Haresh Lalvani


Several projects outside Pratt are under way to establish the morphological genome as part of the architectural genome. As part of this agenda, here, at the Center of Experimental Structures, we are exploring the topologies of Gaudi’s architecture as a starting point for the underlying morphogenomics.

Gaudi’s Portico A at Parc Guell (Fig.1) provides one of the finer examples where he built a smooth continuous surface using irregular stone masonry. The wire-frame ring model (Fig.2a), and the associated toroidal surface (Fig.2b), provide a starting topology. A sequence of three models (Figs. 3a-c) shows how the surface can be gradually transformed from a symmetric state to an asymmetric one, reminiscent of D’Arcy Thompson’s homologies for biological form. The animation, Sequences 1-18, shows how the simple initial surface morphs to a complex one in an evolutionary continuum.

Presently, we are looking at other examples of Gaudi’s topologies. We expect to show that these examples involve a small inventory of topological surfaces, all morphable from one to another, thereby suggesting a fundamental inter-transformability of architecture enabled by morphogenomics.
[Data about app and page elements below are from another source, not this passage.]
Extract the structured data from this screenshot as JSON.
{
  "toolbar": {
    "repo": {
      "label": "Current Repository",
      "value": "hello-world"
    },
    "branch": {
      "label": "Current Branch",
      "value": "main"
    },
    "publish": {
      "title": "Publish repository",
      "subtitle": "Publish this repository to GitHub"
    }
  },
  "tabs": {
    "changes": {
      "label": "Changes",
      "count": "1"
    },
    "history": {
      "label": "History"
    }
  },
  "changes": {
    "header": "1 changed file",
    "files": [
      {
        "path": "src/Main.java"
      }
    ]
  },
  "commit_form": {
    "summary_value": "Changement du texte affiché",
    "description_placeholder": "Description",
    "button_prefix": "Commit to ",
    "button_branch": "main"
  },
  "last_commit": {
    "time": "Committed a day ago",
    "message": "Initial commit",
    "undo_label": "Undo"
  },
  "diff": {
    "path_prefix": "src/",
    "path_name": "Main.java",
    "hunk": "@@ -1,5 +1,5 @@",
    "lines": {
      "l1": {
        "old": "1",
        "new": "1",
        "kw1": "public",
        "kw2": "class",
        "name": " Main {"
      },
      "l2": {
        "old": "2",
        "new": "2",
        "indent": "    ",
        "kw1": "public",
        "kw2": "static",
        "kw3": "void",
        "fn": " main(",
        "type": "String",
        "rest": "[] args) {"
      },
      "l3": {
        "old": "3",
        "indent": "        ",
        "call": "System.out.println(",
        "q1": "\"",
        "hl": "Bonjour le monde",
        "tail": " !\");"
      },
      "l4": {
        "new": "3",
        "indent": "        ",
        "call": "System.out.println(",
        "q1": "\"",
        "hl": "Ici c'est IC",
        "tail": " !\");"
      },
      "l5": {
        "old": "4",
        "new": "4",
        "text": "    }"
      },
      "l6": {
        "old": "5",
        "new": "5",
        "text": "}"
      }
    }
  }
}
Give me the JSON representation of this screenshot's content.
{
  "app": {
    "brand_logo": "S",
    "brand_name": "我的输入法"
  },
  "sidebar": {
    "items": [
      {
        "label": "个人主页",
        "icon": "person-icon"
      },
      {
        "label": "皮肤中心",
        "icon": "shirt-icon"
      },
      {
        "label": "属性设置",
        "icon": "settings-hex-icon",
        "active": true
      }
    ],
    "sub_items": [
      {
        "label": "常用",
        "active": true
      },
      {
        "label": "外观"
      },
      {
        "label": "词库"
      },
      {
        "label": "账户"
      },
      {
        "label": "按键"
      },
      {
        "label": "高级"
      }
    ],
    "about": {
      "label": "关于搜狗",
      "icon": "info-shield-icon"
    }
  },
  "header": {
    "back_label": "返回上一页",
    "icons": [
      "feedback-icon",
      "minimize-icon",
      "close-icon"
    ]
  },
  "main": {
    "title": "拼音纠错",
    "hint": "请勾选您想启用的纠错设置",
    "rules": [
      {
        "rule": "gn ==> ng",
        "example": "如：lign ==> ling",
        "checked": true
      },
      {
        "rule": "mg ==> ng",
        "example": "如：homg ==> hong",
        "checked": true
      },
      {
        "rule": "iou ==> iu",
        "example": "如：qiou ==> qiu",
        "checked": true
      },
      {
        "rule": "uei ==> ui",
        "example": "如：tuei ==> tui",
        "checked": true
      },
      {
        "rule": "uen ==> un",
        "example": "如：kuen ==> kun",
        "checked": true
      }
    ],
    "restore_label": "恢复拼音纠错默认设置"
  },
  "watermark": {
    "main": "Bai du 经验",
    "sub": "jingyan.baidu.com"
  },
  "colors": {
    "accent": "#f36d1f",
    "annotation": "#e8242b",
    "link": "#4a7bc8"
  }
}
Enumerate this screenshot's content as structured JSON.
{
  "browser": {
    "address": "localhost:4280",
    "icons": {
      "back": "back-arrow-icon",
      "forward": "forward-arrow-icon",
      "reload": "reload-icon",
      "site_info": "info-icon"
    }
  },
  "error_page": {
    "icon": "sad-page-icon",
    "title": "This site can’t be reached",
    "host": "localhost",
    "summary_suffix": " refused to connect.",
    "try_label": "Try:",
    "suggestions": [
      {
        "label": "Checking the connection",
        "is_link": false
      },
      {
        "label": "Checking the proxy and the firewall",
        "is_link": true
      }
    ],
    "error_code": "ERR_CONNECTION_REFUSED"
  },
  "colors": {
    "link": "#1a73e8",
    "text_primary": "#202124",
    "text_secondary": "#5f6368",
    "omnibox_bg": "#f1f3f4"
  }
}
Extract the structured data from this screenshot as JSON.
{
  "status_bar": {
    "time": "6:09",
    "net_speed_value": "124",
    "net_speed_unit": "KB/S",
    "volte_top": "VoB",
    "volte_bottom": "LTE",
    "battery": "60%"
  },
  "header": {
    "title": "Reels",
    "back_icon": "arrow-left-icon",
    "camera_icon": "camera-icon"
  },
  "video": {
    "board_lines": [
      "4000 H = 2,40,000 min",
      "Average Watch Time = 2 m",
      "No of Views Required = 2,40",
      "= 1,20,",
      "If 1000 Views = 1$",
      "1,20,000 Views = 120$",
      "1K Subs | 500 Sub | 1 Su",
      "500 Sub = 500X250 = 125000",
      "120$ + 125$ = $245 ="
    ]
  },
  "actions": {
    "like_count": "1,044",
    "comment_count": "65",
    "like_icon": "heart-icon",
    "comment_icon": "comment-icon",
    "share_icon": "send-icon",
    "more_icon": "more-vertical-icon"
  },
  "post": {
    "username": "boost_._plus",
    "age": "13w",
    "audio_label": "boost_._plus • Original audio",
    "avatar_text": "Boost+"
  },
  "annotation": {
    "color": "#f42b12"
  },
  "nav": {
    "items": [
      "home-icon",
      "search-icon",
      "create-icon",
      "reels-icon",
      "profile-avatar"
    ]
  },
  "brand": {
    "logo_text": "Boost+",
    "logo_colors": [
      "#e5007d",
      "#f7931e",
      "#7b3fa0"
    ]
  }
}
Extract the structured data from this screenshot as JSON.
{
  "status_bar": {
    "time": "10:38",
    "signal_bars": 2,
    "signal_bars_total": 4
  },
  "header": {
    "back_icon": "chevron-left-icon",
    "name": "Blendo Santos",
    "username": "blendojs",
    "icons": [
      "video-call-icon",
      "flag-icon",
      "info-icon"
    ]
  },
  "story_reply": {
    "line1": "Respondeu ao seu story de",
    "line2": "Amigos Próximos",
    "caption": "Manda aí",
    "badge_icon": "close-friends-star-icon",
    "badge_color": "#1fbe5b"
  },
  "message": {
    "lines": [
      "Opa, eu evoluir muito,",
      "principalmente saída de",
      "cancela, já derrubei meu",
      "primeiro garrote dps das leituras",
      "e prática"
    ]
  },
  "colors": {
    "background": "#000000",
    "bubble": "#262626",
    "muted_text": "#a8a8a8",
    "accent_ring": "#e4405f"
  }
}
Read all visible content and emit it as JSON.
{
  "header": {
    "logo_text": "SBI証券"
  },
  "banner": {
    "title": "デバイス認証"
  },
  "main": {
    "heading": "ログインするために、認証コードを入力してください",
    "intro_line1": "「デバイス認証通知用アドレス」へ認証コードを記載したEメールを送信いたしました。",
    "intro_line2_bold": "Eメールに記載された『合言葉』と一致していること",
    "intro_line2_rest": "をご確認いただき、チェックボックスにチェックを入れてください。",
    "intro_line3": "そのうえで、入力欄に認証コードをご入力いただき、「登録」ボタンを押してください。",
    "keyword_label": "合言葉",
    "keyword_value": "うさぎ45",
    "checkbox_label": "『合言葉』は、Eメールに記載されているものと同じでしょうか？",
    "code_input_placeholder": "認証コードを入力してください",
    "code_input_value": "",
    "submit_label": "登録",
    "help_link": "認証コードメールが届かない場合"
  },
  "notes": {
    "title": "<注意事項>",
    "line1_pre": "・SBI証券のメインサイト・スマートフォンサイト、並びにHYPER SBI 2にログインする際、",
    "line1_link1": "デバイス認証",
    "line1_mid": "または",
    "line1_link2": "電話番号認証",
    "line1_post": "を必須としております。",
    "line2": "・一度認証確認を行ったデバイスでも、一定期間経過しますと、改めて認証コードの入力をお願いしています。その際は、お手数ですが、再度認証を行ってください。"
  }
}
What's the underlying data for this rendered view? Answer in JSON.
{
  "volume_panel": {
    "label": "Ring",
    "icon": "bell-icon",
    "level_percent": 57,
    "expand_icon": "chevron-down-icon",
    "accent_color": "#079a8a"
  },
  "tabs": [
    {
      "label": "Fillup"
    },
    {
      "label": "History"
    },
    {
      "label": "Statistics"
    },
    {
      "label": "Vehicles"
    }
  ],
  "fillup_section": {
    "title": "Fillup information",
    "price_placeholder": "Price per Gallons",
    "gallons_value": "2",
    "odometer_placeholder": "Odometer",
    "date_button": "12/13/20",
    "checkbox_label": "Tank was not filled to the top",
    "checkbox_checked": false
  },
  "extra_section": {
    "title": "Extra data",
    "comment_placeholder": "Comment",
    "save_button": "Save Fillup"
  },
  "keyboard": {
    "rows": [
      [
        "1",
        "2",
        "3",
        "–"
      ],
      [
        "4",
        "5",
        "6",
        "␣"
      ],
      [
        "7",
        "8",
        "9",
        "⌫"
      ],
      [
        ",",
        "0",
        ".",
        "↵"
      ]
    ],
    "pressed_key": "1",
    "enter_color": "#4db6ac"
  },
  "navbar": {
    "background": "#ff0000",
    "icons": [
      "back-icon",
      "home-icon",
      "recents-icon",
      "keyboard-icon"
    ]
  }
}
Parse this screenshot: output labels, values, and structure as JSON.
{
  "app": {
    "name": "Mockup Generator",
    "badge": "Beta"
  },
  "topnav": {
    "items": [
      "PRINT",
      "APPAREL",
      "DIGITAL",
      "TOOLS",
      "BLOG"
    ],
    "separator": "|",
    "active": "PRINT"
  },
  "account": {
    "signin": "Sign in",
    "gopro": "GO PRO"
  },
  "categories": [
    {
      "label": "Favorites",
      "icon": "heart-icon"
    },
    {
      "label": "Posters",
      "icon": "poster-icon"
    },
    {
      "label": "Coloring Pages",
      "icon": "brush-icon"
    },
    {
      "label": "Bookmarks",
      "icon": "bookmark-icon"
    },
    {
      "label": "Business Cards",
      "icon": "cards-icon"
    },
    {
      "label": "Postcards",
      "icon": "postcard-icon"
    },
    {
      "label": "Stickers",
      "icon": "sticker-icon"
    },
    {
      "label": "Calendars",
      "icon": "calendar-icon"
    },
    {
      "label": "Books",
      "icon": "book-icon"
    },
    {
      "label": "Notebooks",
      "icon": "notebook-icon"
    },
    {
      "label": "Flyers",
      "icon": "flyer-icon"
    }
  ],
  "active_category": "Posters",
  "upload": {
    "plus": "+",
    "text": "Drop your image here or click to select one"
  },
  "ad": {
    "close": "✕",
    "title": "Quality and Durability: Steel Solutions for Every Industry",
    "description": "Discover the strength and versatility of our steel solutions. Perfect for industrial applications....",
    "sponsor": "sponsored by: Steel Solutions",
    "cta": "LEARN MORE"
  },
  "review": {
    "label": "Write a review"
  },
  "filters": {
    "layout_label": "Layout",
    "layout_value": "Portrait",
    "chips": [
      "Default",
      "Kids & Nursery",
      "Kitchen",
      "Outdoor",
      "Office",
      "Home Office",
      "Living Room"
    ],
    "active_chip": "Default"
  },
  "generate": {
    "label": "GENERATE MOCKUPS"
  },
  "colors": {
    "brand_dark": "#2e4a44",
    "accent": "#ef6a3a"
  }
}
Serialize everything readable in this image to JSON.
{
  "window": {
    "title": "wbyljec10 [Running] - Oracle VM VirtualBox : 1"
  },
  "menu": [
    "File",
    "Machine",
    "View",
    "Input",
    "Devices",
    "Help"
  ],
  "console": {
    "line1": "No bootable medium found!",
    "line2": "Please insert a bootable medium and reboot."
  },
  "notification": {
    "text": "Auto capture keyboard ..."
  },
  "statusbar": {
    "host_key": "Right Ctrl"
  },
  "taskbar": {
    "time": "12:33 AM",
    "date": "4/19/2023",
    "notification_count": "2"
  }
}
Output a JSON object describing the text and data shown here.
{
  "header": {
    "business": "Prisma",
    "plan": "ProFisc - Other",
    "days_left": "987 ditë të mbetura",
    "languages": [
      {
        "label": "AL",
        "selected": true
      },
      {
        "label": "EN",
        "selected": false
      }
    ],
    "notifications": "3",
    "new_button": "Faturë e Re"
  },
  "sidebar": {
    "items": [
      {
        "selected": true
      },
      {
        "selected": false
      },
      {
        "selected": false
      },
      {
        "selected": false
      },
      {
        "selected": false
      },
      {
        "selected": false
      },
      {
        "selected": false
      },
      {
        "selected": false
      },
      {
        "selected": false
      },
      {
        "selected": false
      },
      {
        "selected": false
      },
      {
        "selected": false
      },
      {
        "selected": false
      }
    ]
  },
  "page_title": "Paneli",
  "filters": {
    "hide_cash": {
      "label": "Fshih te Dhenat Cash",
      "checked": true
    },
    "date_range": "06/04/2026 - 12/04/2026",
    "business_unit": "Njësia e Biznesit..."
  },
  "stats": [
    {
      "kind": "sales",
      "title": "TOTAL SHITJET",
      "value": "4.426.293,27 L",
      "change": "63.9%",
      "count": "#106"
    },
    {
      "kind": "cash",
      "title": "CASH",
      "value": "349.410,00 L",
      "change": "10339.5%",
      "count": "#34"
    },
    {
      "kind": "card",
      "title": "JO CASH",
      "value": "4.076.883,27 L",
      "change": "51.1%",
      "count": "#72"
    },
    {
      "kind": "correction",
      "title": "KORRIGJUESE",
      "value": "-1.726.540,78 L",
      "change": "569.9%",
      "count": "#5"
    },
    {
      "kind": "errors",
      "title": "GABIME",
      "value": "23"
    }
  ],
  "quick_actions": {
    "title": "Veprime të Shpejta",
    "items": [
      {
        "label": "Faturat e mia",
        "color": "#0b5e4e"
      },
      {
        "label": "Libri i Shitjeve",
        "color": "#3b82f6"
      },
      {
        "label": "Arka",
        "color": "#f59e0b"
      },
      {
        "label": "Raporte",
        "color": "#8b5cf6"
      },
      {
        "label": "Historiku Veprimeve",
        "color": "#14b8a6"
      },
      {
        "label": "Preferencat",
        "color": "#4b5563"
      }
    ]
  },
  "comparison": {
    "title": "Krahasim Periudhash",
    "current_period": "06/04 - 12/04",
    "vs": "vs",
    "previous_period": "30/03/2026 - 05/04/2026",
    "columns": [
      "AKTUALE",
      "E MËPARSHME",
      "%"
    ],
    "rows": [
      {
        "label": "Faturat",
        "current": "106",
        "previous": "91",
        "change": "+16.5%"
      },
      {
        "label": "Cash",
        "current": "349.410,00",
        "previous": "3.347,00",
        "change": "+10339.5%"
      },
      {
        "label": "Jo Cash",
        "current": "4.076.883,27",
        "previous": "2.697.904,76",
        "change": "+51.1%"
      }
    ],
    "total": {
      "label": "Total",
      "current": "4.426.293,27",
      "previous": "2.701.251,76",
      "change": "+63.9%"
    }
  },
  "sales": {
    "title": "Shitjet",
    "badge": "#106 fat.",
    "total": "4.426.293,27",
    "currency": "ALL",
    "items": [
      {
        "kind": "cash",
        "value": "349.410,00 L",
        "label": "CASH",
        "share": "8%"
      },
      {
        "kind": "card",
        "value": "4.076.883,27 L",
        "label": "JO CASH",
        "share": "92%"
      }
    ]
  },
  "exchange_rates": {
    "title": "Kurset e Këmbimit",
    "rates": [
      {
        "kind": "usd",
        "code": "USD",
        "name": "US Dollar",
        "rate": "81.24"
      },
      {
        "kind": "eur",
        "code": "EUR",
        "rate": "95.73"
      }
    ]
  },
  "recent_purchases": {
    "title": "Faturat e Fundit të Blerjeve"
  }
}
New morphogenomic pathways in this continuum lead to new architectural morphologies.


Figs. 2 and 3.
Computer Model: John Gulliford
Animation Sequence: CheWei Wang

Work by Haresh LalvaniWork by Haresh LalvaniWork by Haresh LalvaniWork by Haresh Lalvani

Fig.1. Gaudi’s Portico A, Parc Guell.

Fig.2a,b. Ring model and the associated underlying toplogical surface.

Fig.3a-c. Progression from a symmetric surface to an asymmetric one.

Sequence 1-18. Frames from an animation showing the evolution of Parc Guell topology from a simple topological surface.